Work item
Copy all entries verbatim and keep any pictures out of the copy.

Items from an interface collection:
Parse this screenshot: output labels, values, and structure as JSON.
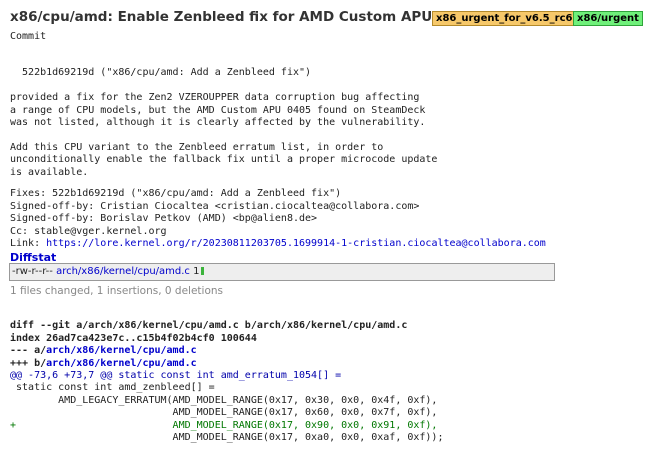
{
  "header": {
    "title": "x86/cpu/amd: Enable Zenbleed fix for AMD Custom APU 0405",
    "badges": [
      {
        "label": "x86_urgent_for_v6.5_rc6",
        "color": "#f6c86a"
      },
      {
        "label": "x86/urgent",
        "color": "#6ff07a"
      }
    ]
  },
  "commit": {
    "label": "Commit",
    "message_lines": [
      "",
      "  522b1d69219d (\"x86/cpu/amd: Add a Zenbleed fix\")",
      "",
      "provided a fix for the Zen2 VZEROUPPER data corruption bug affecting",
      "a range of CPU models, but the AMD Custom APU 0405 found on SteamDeck",
      "was not listed, although it is clearly affected by the vulnerability.",
      "",
      "Add this CPU variant to the Zenbleed erratum list, in order to",
      "unconditionally enable the fallback fix until a proper microcode update",
      "is available.",
      ""
    ],
    "trailers": [
      "Fixes: 522b1d69219d (\"x86/cpu/amd: Add a Zenbleed fix\")",
      "Signed-off-by: Cristian Ciocaltea <cristian.ciocaltea@collabora.com>",
      "Signed-off-by: Borislav Petkov (AMD) <bp@alien8.de>",
      "Cc: stable@vger.kernel.org"
    ],
    "link_prefix": "Link: ",
    "link_url": "https://lore.kernel.org/r/20230811203705.1699914-1-cristian.ciocaltea@collabora.com"
  },
  "diffstat": {
    "title": "Diffstat",
    "mode": "-rw-r--r--",
    "file": "arch/x86/kernel/cpu/amd.c",
    "count": "1",
    "bar_color": "#3cb43c",
    "summary": "1 files changed, 1 insertions, 0 deletions"
  },
  "diff": {
    "git_line": "diff --git a/arch/x86/kernel/cpu/amd.c b/arch/x86/kernel/cpu/amd.c",
    "index_line": "index 26ad7ca423e7c..c15b4f02b4cf0 100644",
    "minus_prefix": "--- a/",
    "minus_path": "arch/x86/kernel/cpu/amd.c",
    "plus_prefix": "+++ b/",
    "plus_path": "arch/x86/kernel/cpu/amd.c",
    "hunk": "@@ -73,6 +73,7 @@ static const int amd_erratum_1054[] =",
    "context1": " static const int amd_zenbleed[] =",
    "context2": "        AMD_LEGACY_ERRATUM(AMD_MODEL_RANGE(0x17, 0x30, 0x0, 0x4f, 0xf),",
    "context3": "                           AMD_MODEL_RANGE(0x17, 0x60, 0x0, 0x7f, 0xf),",
    "added": "+                          AMD_MODEL_RANGE(0x17, 0x90, 0x0, 0x91, 0xf),",
    "context4": "                           AMD_MODEL_RANGE(0x17, 0xa0, 0x0, 0xaf, 0xf));"
  }
}
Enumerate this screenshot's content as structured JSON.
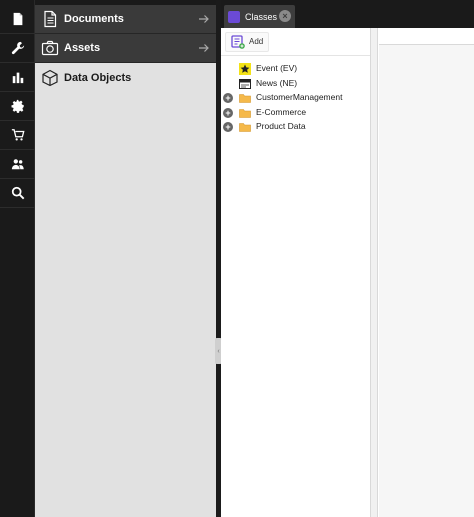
{
  "rail": {
    "items": [
      {
        "name": "documents-icon"
      },
      {
        "name": "tools-icon"
      },
      {
        "name": "reports-icon"
      },
      {
        "name": "settings-icon"
      },
      {
        "name": "ecommerce-cart-icon"
      },
      {
        "name": "users-icon"
      },
      {
        "name": "search-icon"
      }
    ]
  },
  "nav": {
    "items": [
      {
        "label": "Documents",
        "icon": "document-icon"
      },
      {
        "label": "Assets",
        "icon": "camera-icon"
      },
      {
        "label": "Data Objects",
        "icon": "cube-icon"
      }
    ]
  },
  "tabs": [
    {
      "label": "Classes",
      "icon": "classes-icon",
      "active": true
    }
  ],
  "toolbar": {
    "add_label": "Add"
  },
  "tree": [
    {
      "label": "Event (EV)",
      "icon": "star-icon",
      "expandable": false
    },
    {
      "label": "News (NE)",
      "icon": "news-icon",
      "expandable": false
    },
    {
      "label": "CustomerManagement",
      "icon": "folder-icon",
      "expandable": true
    },
    {
      "label": "E-Commerce",
      "icon": "folder-icon",
      "expandable": true
    },
    {
      "label": "Product Data",
      "icon": "folder-icon",
      "expandable": true
    }
  ],
  "colors": {
    "rail_bg": "#1a1a1a",
    "nav_dark": "#3a3a3a",
    "nav_light": "#e1e1e1",
    "tab_accent": "#6b4ad6",
    "folder": "#f5b94a",
    "star_bg": "#f3e217"
  }
}
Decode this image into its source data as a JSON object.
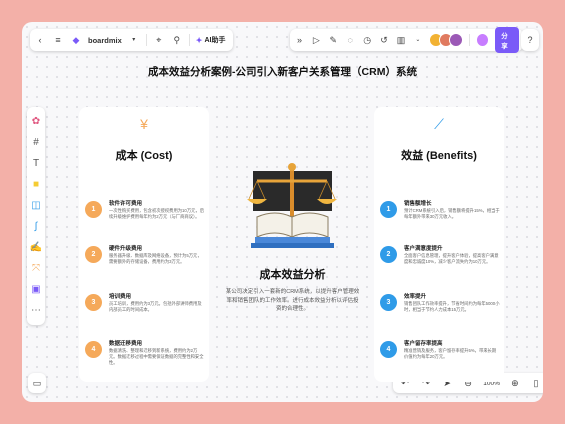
{
  "toolbar": {
    "app_name": "boardmix",
    "ai_label": "AI助手",
    "share_label": "分享",
    "avatar_colors": [
      "#f2b233",
      "#e07a5f",
      "#9b59b6"
    ]
  },
  "page_title": "成本效益分析案例-公司引入新客户关系管理（CRM）系统",
  "cost": {
    "heading": "成本 (Cost)",
    "items": [
      {
        "num": "1",
        "title": "软件许可费用",
        "desc": "一次性购买费用，包含初次授权费用为10万元，后续升级维护费用每年约为2万元（与厂商商议）。"
      },
      {
        "num": "2",
        "title": "硬件升级费用",
        "desc": "服务器升级、数据库及网络设备，预计为5万元，需要额外的存储设备，费用约为3万元。"
      },
      {
        "num": "3",
        "title": "培训费用",
        "desc": "员工培训，费用约为3万元。包括外部讲师费用及内部员工的时间成本。"
      },
      {
        "num": "4",
        "title": "数据迁移费用",
        "desc": "数据清洗、整理和迁移到新系统，费用约为2万元。数据迁移过程中需要保证数据的完整性和安全性。"
      }
    ]
  },
  "benefits": {
    "heading": "效益 (Benefits)",
    "items": [
      {
        "num": "1",
        "title": "销售额增长",
        "desc": "预计CRM系统引入后，销售额将提升15%，相当于每年额外带来30万元收入。"
      },
      {
        "num": "2",
        "title": "客户满意度提升",
        "desc": "全面客户信息管理，提升客户体验，提高客户满意度和忠诚度10%，减少客户流失约为10万元。"
      },
      {
        "num": "3",
        "title": "效率提升",
        "desc": "销售团队工作效率提升，节省时间约为每年5000小时，相当于节约人力成本15万元。"
      },
      {
        "num": "4",
        "title": "客户留存率提高",
        "desc": "精准营销及服务，客户留存率提升5%，带来长期价值约为每年20万元。"
      }
    ]
  },
  "center": {
    "title": "成本效益分析",
    "desc": "某公司决定引入一套新的CRM系统，以提升客户管理效率和销售团队的工作效率。进行成本效益分析以评估投资的合理性。"
  },
  "zoom": "100%",
  "colors": {
    "accent": "#7a5af8",
    "cost": "#f5a95a",
    "benefit": "#2f9be8"
  }
}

Task output
Parse this screenshot: output labels, values, and structure as JSON.
{
  "header": {
    "title": "x86/cpu/amd: Enable Zenbleed fix for AMD Custom APU 0405",
    "badges": [
      {
        "label": "x86_urgent_for_v6.5_rc6",
        "color": "#f6c86a"
      },
      {
        "label": "x86/urgent",
        "color": "#6ff07a"
      }
    ]
  },
  "commit": {
    "label": "Commit",
    "message_lines": [
      "",
      "  522b1d69219d (\"x86/cpu/amd: Add a Zenbleed fix\")",
      "",
      "provided a fix for the Zen2 VZEROUPPER data corruption bug affecting",
      "a range of CPU models, but the AMD Custom APU 0405 found on SteamDeck",
      "was not listed, although it is clearly affected by the vulnerability.",
      "",
      "Add this CPU variant to the Zenbleed erratum list, in order to",
      "unconditionally enable the fallback fix until a proper microcode update",
      "is available.",
      ""
    ],
    "trailers": [
      "Fixes: 522b1d69219d (\"x86/cpu/amd: Add a Zenbleed fix\")",
      "Signed-off-by: Cristian Ciocaltea <cristian.ciocaltea@collabora.com>",
      "Signed-off-by: Borislav Petkov (AMD) <bp@alien8.de>",
      "Cc: stable@vger.kernel.org"
    ],
    "link_prefix": "Link: ",
    "link_url": "https://lore.kernel.org/r/20230811203705.1699914-1-cristian.ciocaltea@collabora.com"
  },
  "diffstat": {
    "title": "Diffstat",
    "mode": "-rw-r--r--",
    "file": "arch/x86/kernel/cpu/amd.c",
    "count": "1",
    "bar_color": "#3cb43c",
    "summary": "1 files changed, 1 insertions, 0 deletions"
  },
  "diff": {
    "git_line": "diff --git a/arch/x86/kernel/cpu/amd.c b/arch/x86/kernel/cpu/amd.c",
    "index_line": "index 26ad7ca423e7c..c15b4f02b4cf0 100644",
    "minus_prefix": "--- a/",
    "minus_path": "arch/x86/kernel/cpu/amd.c",
    "plus_prefix": "+++ b/",
    "plus_path": "arch/x86/kernel/cpu/amd.c",
    "hunk": "@@ -73,6 +73,7 @@ static const int amd_erratum_1054[] =",
    "context1": " static const int amd_zenbleed[] =",
    "context2": "        AMD_LEGACY_ERRATUM(AMD_MODEL_RANGE(0x17, 0x30, 0x0, 0x4f, 0xf),",
    "context3": "                           AMD_MODEL_RANGE(0x17, 0x60, 0x0, 0x7f, 0xf),",
    "added": "+                          AMD_MODEL_RANGE(0x17, 0x90, 0x0, 0x91, 0xf),",
    "context4": "                           AMD_MODEL_RANGE(0x17, 0xa0, 0x0, 0xaf, 0xf));"
  }
}
Enumerate this screenshot's content as structured JSON.
{
  "rail": {
    "items": [
      {
        "name": "documents-icon"
      },
      {
        "name": "tools-icon"
      },
      {
        "name": "reports-icon"
      },
      {
        "name": "settings-icon"
      },
      {
        "name": "ecommerce-cart-icon"
      },
      {
        "name": "users-icon"
      },
      {
        "name": "search-icon"
      }
    ]
  },
  "nav": {
    "items": [
      {
        "label": "Documents",
        "icon": "document-icon"
      },
      {
        "label": "Assets",
        "icon": "camera-icon"
      },
      {
        "label": "Data Objects",
        "icon": "cube-icon"
      }
    ]
  },
  "tabs": [
    {
      "label": "Classes",
      "icon": "classes-icon",
      "active": true
    }
  ],
  "toolbar": {
    "add_label": "Add"
  },
  "tree": [
    {
      "label": "Event (EV)",
      "icon": "star-icon",
      "expandable": false
    },
    {
      "label": "News (NE)",
      "icon": "news-icon",
      "expandable": false
    },
    {
      "label": "CustomerManagement",
      "icon": "folder-icon",
      "expandable": true
    },
    {
      "label": "E-Commerce",
      "icon": "folder-icon",
      "expandable": true
    },
    {
      "label": "Product Data",
      "icon": "folder-icon",
      "expandable": true
    }
  ],
  "colors": {
    "rail_bg": "#1a1a1a",
    "nav_dark": "#3a3a3a",
    "nav_light": "#e1e1e1",
    "tab_accent": "#6b4ad6",
    "folder": "#f5b94a",
    "star_bg": "#f3e217"
  }
}
Decode this image into its source data as a JSON object.
{
  "toolbar": {
    "app_name": "boardmix",
    "ai_label": "AI助手",
    "share_label": "分享",
    "avatar_colors": [
      "#f2b233",
      "#e07a5f",
      "#9b59b6"
    ]
  },
  "page_title": "成本效益分析案例-公司引入新客户关系管理（CRM）系统",
  "cost": {
    "heading": "成本 (Cost)",
    "items": [
      {
        "num": "1",
        "title": "软件许可费用",
        "desc": "一次性购买费用，包含初次授权费用为10万元，后续升级维护费用每年约为2万元（与厂商商议）。"
      },
      {
        "num": "2",
        "title": "硬件升级费用",
        "desc": "服务器升级、数据库及网络设备，预计为5万元，需要额外的存储设备，费用约为3万元。"
      },
      {
        "num": "3",
        "title": "培训费用",
        "desc": "员工培训，费用约为3万元。包括外部讲师费用及内部员工的时间成本。"
      },
      {
        "num": "4",
        "title": "数据迁移费用",
        "desc": "数据清洗、整理和迁移到新系统，费用约为2万元。数据迁移过程中需要保证数据的完整性和安全性。"
      }
    ]
  },
  "benefits": {
    "heading": "效益 (Benefits)",
    "items": [
      {
        "num": "1",
        "title": "销售额增长",
        "desc": "预计CRM系统引入后，销售额将提升15%，相当于每年额外带来30万元收入。"
      },
      {
        "num": "2",
        "title": "客户满意度提升",
        "desc": "全面客户信息管理，提升客户体验，提高客户满意度和忠诚度10%，减少客户流失约为10万元。"
      },
      {
        "num": "3",
        "title": "效率提升",
        "desc": "销售团队工作效率提升，节省时间约为每年5000小时，相当于节约人力成本15万元。"
      },
      {
        "num": "4",
        "title": "客户留存率提高",
        "desc": "精准营销及服务，客户留存率提升5%，带来长期价值约为每年20万元。"
      }
    ]
  },
  "center": {
    "title": "成本效益分析",
    "desc": "某公司决定引入一套新的CRM系统，以提升客户管理效率和销售团队的工作效率。进行成本效益分析以评估投资的合理性。"
  },
  "zoom": "100%",
  "colors": {
    "accent": "#7a5af8",
    "cost": "#f5a95a",
    "benefit": "#2f9be8"
  }
}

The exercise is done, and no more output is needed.